If you aren’t convinced of the depths of our individuality as human beings, then stop texting at the next red light and have a look at the bumper stickers on the cars ahead of you.
I did just that, though I might have looked while texting, and saw three different calls to action to cure a disease. There was a pink ribbon representing breast cancer, a sticker for Team in Training which supports Leukemia and Lymphoma, and another for ALS, known as Lou Gehrig’s disease. That was just at one stop light in my neighborhood.
My thought, as it related to customer strategy and loyalty marketing, was how different all of our customers are and what a big challenge it is to offer them something that piques interest and springs them into action.
The loyalty and rewards industry has two big issues which it is facing today:
- Program membership is at its highest level ever, but participation levels are lagging. It seems we can get people to join with an initial offer, but there’s not enough value to keep people engaged.
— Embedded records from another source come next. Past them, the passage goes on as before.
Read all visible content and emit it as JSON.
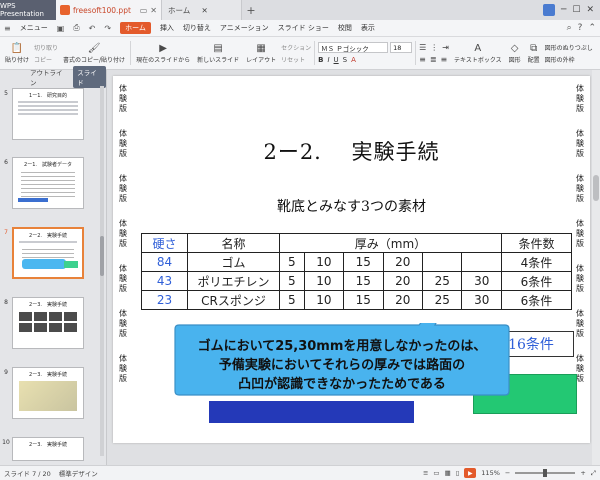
{
  "titlebar": {
    "app_tab": "WPS Presentation",
    "file_tab": "freesoft100.ppt",
    "home_tab": "ホーム",
    "new_tab": "+"
  },
  "menubar": {
    "menu_label": "メニュー",
    "items": [
      "ホーム",
      "挿入",
      "切り替え",
      "アニメーション",
      "スライド ショー",
      "校閲",
      "表示"
    ],
    "active": "ホーム"
  },
  "ribbon": {
    "cut": "切り取り",
    "copy": "コピー",
    "format_painter": "書式のコピー/貼り付け",
    "paste": "貼り付け",
    "from_current": "現在のスライドから",
    "new_slide": "新しいスライド",
    "layout": "レイアウト",
    "section": "セクション",
    "reset": "リセット",
    "font_name": "ＭＳ Ｐゴシック",
    "font_size": "18",
    "text_box": "テキストボックス",
    "shapes": "図形",
    "arrange": "配置",
    "shape_fill": "図形のぬりつぶし",
    "shape_outline": "図形の外枠"
  },
  "leftpanel": {
    "tab_outline": "アウトライン",
    "tab_slides": "スライド",
    "thumbs": [
      {
        "num": "5",
        "title": "1ー1.　研究目的"
      },
      {
        "num": "6",
        "title": "2ー1.　試験者データ"
      },
      {
        "num": "7",
        "title": "2ー2.　実験手続"
      },
      {
        "num": "8",
        "title": "2ー3.　実験手続"
      },
      {
        "num": "9",
        "title": "2ー3.　実験手続"
      },
      {
        "num": "10",
        "title": "2ー3.　実験手続"
      }
    ],
    "selected": "7"
  },
  "slide": {
    "side_text": [
      "体",
      "験",
      "版"
    ],
    "title": "2ー2.　 実験手続",
    "subtitle": "靴底とみなす3つの素材",
    "table": {
      "header": [
        "硬さ",
        "名称",
        "厚み（mm）",
        "条件数"
      ],
      "rows": [
        {
          "hardness": "84",
          "name": "ゴム",
          "thick": [
            "5",
            "10",
            "15",
            "20",
            "",
            ""
          ],
          "cond": "4条件"
        },
        {
          "hardness": "43",
          "name": "ポリエチレン",
          "thick": [
            "5",
            "10",
            "15",
            "20",
            "25",
            "30"
          ],
          "cond": "6条件"
        },
        {
          "hardness": "23",
          "name": "CRスポンジ",
          "thick": [
            "5",
            "10",
            "15",
            "20",
            "25",
            "30"
          ],
          "cond": "6条件"
        }
      ]
    },
    "total": "全16条件",
    "callout_lines": [
      "ゴムにおいて25,30mmを用意しなかったのは、",
      "予備実験においてそれらの厚みでは路面の",
      "凸凹が認識できなかったためである"
    ]
  },
  "statusbar": {
    "slide_info": "スライド 7 / 20",
    "design": "標準デザイン",
    "zoom": "115%"
  }
}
- There is a tremendous financial liability that brands have accumulated on their balance sheets, which now is being impacted by stringent international accounting standards.
Charitable giving has long been a feel-good tactic applied by brands to solve both problems. Social responsibility and green causes look good on corporate resumes and can stimulate engagement with program members on a temporary basis. It is also a great vehicle to help burn off orphan point/mile balances.
The trouble with charitable outlets for loyalty points in the past has been lack of choice. If you offer me 3 choices after clicking on the “Causes” tab on your program website, I may not identify with any of them.
As illustrated by the bumper sticker example, we’re all individuals, there is an incredibly long tail of interests that shape us as people. I might want to build a house for Habitat for Humanity or give to my local church, while you may want to support Livestrong in its battle against cancer or donate to your child’s 3rd grade classroom to help defray the cost of classroom supplies.
The game is changing with the launch of KULA Causes. The founders of KULA Causes come from diverse backgrounds, and have depth of knowledge and experience in cause-related public works around the world. Gerrit McGowan, one of the Founders and CEO, worked with and for the United Nations for 10 years, helping charities and non-governmental organizations bring value to their causes.
He explained to me that the name KULA has roots in a system of giving practiced by Melanesian Islanders and the Coastal First Nations of Canada. As he stated “KULA introduces a “Currency of Giving” which changes the way loyalty program sponsors and brands will view the linkage between data driven marketing and charitable causes”.
KULA has three implementation models, allowing for “direct earn”, “direct burn”, or a “Currency Exchange”. A brand can build a Customer Strategy around this Currency of Giving or position KULA as a reward option. Whatever path is chosen, program members can convert any reward currency to make a donation to one of over 2 Million certified charities around the world. In the U.S., these donations are tax deductilbe, making KULA a “win-win-win” for consumers (program members), brands that sponsor loyalty programs, and the charities themselves.
Ask any seasoned loyalty professional and they will tell you that a “balanced blend of reward and recognition” is key to successful program operation over the longer term. To make a connection emotionally with program members is a tall task. It’s also a tough one to have to manage millions of dollars of accumulated points on the balance sheet.
KULA can help to do both, and brands that embrace KULA should see an uptick in member engagement levels as well as reduction in financial liability.
In the spirit of full disclosure, I am working with KULA Causes in an advisory capacity to help them manage their high-growth environment. I know the points of pain in our industry these days, and have seen how KULA can relieve some of the pressure.
Loyalty Marketing needs an injection of innovation, and KULA Causes is a great source for that spark. Their potential goes beyond just our industry and will develop in surprising ways. In the interim, anyone wanting to increase member engagement and manage financial liability should take note of KULA Causes.
That would be good for all of us, right?